** To do **
Nothing belongs in the answer except the lines of the material that include "What".

** Stored data **
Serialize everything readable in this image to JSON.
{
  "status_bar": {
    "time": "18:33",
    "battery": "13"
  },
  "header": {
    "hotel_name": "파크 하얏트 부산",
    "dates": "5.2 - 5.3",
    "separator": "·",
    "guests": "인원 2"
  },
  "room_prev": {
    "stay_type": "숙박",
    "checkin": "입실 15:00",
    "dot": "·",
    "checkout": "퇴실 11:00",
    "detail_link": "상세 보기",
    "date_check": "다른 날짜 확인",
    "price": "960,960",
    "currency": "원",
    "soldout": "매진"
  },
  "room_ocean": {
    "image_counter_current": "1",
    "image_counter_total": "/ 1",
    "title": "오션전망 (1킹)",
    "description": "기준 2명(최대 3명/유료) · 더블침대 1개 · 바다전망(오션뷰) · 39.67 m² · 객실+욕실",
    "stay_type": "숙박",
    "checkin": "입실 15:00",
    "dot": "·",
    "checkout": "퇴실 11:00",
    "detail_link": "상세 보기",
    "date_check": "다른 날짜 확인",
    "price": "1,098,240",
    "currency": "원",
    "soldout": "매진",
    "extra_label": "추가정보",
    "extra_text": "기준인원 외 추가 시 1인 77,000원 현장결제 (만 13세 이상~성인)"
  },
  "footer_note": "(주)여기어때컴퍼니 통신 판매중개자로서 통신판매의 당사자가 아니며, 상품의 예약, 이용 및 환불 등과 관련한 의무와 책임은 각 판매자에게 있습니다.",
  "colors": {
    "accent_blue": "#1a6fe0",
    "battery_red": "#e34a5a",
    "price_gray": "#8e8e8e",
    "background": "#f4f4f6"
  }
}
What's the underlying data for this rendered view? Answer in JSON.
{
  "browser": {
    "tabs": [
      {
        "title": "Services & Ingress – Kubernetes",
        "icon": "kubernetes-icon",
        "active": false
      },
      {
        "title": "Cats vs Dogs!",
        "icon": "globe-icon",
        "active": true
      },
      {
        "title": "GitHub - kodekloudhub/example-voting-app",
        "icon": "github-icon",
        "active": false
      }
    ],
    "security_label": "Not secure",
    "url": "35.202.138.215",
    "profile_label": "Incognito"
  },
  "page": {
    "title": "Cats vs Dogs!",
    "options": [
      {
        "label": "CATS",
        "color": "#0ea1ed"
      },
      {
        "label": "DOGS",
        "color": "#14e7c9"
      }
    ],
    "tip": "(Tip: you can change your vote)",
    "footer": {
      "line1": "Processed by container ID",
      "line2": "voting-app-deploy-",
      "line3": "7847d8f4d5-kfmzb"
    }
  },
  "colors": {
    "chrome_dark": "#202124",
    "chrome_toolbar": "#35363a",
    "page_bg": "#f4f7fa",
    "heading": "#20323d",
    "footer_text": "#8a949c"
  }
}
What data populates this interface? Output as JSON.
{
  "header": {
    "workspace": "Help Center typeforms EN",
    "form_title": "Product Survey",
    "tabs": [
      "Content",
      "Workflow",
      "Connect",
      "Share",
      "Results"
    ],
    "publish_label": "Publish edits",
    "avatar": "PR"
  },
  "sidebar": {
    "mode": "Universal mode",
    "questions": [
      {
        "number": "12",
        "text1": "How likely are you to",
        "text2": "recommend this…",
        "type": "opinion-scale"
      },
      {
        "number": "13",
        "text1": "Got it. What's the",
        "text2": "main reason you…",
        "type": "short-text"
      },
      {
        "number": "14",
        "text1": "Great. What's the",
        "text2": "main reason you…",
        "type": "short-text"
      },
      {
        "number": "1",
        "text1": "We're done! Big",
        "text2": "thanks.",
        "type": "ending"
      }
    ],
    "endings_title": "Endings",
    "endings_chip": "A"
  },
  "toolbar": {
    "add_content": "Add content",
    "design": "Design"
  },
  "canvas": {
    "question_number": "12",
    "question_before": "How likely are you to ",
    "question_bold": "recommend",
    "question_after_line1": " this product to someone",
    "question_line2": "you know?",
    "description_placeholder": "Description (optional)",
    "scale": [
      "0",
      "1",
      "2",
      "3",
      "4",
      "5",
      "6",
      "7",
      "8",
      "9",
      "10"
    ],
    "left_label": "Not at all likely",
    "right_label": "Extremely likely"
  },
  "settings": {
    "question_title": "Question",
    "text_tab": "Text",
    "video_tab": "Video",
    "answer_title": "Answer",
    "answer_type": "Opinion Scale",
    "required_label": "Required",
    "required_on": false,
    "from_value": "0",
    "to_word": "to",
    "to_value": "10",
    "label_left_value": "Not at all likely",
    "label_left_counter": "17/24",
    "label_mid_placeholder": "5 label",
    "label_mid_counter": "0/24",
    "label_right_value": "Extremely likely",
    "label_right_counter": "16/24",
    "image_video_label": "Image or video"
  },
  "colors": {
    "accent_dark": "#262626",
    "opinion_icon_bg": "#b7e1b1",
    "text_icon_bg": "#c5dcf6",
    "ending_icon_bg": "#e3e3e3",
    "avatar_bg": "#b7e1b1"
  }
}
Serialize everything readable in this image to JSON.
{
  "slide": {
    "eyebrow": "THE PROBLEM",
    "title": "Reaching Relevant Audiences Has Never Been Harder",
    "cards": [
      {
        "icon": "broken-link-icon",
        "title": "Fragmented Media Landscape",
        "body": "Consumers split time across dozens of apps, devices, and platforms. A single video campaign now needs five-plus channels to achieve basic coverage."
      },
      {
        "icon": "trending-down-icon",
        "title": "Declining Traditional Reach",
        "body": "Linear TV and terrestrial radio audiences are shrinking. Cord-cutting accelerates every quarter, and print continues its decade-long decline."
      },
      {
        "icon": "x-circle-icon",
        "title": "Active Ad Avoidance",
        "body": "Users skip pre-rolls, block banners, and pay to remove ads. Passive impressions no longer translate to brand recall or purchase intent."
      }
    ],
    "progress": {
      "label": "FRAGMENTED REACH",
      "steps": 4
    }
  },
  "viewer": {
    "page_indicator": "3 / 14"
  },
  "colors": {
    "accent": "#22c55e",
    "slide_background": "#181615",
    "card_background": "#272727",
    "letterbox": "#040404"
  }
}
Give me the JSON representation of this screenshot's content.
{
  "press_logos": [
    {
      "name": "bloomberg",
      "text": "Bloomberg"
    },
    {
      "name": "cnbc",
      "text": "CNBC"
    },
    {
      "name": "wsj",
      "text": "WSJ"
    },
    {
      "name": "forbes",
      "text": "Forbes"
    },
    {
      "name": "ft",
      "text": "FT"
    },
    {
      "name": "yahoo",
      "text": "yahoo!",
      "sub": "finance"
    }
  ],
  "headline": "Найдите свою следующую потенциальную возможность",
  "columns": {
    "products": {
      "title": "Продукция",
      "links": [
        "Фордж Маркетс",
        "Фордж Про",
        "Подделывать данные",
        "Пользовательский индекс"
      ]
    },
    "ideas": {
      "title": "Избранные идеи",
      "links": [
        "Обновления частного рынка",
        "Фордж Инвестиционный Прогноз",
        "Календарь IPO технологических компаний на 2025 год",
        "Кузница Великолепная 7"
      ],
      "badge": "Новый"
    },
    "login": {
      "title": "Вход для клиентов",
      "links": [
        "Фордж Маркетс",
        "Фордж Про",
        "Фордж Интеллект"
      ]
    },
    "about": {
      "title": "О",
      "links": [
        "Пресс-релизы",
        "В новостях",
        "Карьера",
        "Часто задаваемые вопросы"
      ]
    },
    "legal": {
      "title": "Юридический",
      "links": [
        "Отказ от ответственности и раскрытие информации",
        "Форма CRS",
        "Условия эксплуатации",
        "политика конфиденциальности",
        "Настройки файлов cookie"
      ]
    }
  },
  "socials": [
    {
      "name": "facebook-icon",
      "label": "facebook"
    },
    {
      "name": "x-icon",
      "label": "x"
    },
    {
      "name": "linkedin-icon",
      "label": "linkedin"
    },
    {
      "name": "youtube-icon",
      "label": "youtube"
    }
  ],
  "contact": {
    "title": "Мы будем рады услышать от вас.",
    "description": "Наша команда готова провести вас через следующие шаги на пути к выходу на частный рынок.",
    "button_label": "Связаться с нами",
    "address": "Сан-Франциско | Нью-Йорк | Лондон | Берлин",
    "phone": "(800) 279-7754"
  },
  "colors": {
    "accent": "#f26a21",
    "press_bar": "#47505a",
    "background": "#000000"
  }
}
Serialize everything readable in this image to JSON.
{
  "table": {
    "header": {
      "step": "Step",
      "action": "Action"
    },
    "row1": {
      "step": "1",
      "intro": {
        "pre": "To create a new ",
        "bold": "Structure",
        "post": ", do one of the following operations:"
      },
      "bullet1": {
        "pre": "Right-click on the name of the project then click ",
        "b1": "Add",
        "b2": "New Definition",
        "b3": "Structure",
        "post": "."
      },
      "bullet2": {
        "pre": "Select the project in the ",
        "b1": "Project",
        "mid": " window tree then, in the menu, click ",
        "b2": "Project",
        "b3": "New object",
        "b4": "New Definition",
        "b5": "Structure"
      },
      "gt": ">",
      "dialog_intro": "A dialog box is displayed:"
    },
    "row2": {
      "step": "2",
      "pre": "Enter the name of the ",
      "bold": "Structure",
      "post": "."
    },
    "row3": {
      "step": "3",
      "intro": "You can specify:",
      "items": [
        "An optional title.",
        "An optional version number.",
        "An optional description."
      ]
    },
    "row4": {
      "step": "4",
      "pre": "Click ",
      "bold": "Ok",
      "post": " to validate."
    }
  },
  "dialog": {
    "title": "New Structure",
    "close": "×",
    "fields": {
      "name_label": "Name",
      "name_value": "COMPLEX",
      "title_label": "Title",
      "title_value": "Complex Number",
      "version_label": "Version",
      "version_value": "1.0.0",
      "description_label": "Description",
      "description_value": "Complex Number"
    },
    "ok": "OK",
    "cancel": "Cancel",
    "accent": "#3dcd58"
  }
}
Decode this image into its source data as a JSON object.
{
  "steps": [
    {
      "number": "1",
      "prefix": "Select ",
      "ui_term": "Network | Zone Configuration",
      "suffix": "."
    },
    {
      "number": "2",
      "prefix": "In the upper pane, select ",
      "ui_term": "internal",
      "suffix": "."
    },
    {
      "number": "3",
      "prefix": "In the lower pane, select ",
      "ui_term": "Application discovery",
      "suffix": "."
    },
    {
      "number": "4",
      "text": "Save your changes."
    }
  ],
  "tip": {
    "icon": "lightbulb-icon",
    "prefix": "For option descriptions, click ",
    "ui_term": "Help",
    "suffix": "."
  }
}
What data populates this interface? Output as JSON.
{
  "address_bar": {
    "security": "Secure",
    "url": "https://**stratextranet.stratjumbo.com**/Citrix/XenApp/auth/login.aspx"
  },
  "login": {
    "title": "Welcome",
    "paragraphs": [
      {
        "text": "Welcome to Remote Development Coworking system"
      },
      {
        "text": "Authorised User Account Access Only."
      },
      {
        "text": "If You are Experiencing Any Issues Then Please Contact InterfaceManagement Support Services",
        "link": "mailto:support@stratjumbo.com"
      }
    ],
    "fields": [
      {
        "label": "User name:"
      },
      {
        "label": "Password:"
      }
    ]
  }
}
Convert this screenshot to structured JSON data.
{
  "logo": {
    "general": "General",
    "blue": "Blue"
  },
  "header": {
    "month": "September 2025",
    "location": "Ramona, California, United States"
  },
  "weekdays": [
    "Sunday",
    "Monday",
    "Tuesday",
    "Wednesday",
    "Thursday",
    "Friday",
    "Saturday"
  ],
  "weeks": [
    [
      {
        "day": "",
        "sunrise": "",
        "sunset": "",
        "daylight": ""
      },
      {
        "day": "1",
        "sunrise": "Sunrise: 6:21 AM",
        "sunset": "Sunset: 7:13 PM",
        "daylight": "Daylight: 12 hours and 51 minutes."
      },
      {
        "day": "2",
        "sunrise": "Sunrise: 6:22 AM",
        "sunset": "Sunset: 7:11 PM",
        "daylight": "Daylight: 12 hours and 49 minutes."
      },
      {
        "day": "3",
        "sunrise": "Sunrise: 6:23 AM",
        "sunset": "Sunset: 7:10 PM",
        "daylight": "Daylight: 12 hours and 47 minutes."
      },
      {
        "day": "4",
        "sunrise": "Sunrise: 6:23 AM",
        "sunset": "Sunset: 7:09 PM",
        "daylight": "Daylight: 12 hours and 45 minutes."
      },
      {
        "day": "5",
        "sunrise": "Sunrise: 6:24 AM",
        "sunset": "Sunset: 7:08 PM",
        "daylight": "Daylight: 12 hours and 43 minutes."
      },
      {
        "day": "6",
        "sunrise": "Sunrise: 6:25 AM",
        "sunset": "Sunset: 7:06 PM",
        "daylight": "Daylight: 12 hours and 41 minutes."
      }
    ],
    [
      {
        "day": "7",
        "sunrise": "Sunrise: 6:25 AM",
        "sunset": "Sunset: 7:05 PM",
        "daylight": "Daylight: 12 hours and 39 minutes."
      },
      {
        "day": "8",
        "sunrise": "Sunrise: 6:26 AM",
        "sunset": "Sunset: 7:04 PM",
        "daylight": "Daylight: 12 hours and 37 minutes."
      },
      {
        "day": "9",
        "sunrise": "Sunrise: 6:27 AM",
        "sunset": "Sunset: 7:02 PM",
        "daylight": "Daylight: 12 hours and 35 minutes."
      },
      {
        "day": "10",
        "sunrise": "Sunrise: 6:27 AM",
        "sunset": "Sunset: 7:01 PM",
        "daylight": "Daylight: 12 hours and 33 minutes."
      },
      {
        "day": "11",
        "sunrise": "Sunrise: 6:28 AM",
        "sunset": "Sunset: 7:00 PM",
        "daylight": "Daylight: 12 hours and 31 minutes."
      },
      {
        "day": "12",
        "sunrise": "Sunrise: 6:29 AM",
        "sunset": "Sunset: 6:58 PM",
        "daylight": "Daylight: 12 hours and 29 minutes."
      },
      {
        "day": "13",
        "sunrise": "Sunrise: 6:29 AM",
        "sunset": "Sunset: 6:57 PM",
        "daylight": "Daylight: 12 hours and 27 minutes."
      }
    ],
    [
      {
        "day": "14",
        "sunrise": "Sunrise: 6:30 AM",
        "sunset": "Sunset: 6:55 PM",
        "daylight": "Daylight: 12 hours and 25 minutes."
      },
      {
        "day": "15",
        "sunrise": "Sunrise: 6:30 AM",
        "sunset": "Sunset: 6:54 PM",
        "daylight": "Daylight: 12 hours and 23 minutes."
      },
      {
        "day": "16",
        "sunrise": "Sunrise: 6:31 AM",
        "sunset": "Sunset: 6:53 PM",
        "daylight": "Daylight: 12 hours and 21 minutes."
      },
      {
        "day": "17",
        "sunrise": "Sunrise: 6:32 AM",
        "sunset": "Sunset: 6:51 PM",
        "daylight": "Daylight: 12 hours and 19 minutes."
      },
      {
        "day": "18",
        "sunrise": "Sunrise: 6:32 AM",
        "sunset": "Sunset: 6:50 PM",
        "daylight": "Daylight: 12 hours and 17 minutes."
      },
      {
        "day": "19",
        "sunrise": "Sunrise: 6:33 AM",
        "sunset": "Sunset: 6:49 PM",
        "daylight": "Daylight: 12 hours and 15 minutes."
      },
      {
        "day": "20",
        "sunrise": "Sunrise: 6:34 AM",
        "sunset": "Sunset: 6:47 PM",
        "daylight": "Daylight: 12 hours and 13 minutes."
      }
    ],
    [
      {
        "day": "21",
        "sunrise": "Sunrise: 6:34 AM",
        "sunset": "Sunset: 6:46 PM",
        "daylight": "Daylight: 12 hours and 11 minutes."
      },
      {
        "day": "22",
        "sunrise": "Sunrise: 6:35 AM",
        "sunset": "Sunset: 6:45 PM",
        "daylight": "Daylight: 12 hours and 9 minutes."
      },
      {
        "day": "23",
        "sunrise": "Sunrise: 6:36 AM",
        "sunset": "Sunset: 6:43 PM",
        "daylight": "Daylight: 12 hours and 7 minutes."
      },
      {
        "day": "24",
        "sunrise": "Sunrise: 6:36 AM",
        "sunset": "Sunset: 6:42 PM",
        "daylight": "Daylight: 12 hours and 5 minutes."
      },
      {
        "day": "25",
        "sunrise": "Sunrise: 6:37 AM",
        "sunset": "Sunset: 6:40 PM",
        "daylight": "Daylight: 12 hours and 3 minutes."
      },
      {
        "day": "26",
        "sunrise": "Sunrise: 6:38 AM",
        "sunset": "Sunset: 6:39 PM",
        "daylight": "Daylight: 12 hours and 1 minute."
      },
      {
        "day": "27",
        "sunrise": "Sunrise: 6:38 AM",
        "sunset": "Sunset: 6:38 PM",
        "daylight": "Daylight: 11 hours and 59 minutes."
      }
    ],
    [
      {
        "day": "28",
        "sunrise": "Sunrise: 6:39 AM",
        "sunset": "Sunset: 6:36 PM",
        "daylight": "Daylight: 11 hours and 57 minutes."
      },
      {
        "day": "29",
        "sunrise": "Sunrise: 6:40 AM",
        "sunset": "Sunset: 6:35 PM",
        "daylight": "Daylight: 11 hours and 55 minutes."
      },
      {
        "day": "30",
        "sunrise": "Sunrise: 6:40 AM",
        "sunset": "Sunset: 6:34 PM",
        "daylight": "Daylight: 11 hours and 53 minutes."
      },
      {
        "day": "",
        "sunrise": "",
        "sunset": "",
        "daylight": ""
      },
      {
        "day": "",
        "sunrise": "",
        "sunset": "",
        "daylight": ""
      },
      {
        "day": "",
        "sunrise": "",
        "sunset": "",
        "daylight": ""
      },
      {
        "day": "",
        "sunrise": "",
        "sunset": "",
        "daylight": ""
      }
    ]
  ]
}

** Solution to the exercise **
What's the underlying data for this rendered view? Answer in JSON.
What data populates this interface? Output as JSON.
        "text1": "Got it. What's the",
        "text1": "Great. What's the",
What data populates this interface? Output as JSON.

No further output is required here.